Exercise details:
Search each line below for "packages", then return the lines where it appears.

Task material:

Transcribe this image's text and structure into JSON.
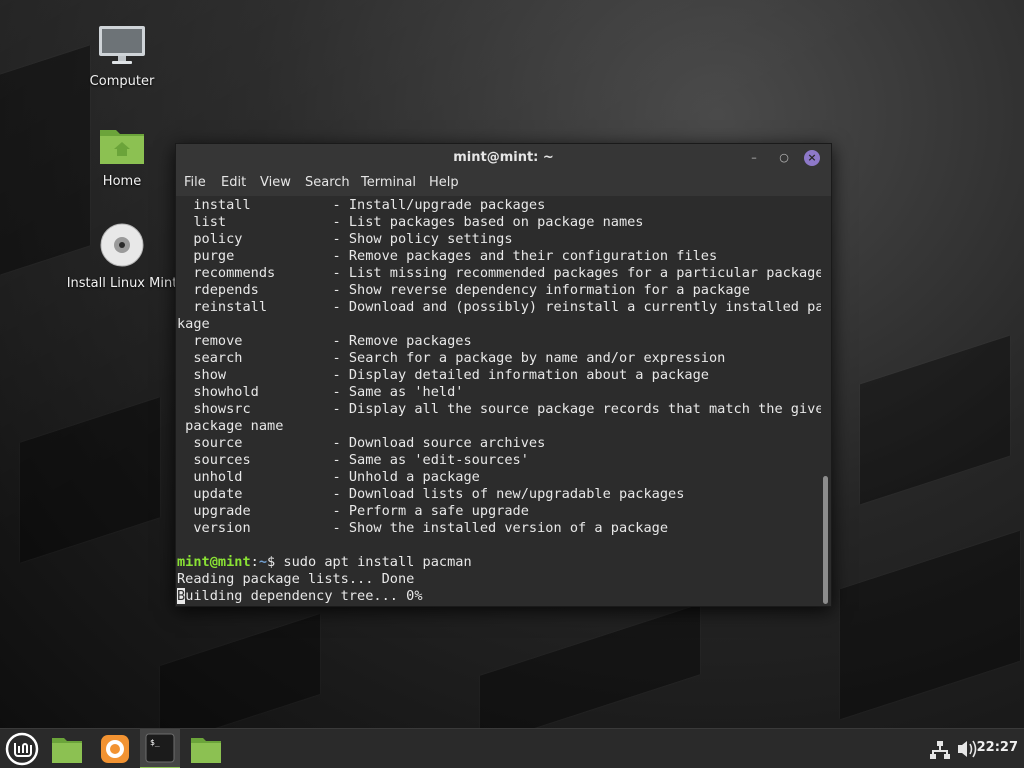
{
  "desktop": {
    "icons": [
      {
        "label": "Computer",
        "icon": "computer-icon"
      },
      {
        "label": "Home",
        "icon": "home-folder-icon"
      },
      {
        "label": "Install Linux Mint",
        "icon": "disc-icon"
      }
    ]
  },
  "window": {
    "title": "mint@mint: ~",
    "menu": [
      "File",
      "Edit",
      "View",
      "Search",
      "Terminal",
      "Help"
    ],
    "controls": {
      "minimize": "minimize-icon",
      "maximize": "maximize-icon",
      "close": "close-icon"
    }
  },
  "terminal": {
    "lines": [
      "  install          - Install/upgrade packages",
      "  list             - List packages based on package names",
      "  policy           - Show policy settings",
      "  purge            - Remove packages and their configuration files",
      "  recommends       - List missing recommended packages for a particular package",
      "  rdepends         - Show reverse dependency information for a package",
      "  reinstall        - Download and (possibly) reinstall a currently installed pac",
      "kage",
      "  remove           - Remove packages",
      "  search           - Search for a package by name and/or expression",
      "  show             - Display detailed information about a package",
      "  showhold         - Same as 'held'",
      "  showsrc          - Display all the source package records that match the given",
      " package name",
      "  source           - Download source archives",
      "  sources          - Same as 'edit-sources'",
      "  unhold           - Unhold a package",
      "  update           - Download lists of new/upgradable packages",
      "  upgrade          - Perform a safe upgrade",
      "  version          - Show the installed version of a package",
      ""
    ],
    "prompt_user": "mint@mint",
    "prompt_sep": ":",
    "prompt_path": "~",
    "prompt_command": "$ sudo apt install pacman",
    "output1": "Reading package lists... Done",
    "output2_cursor": "B",
    "output2_rest": "uilding dependency tree... 0%"
  },
  "taskbar": {
    "items": [
      "mint-menu-icon",
      "show-desktop-icon",
      "firefox-icon",
      "terminal-icon",
      "files-icon"
    ],
    "tray": [
      "network-icon",
      "volume-icon"
    ],
    "clock": "22:27"
  }
}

Response to this exercise:
      "  install          - Install/upgrade packages",
      "  list             - List packages based on package names",
      "  purge            - Remove packages and their configuration files",
      "  recommends       - List missing recommended packages for a particular package",
      "  remove           - Remove packages",
      "  update           - Download lists of new/upgradable packages",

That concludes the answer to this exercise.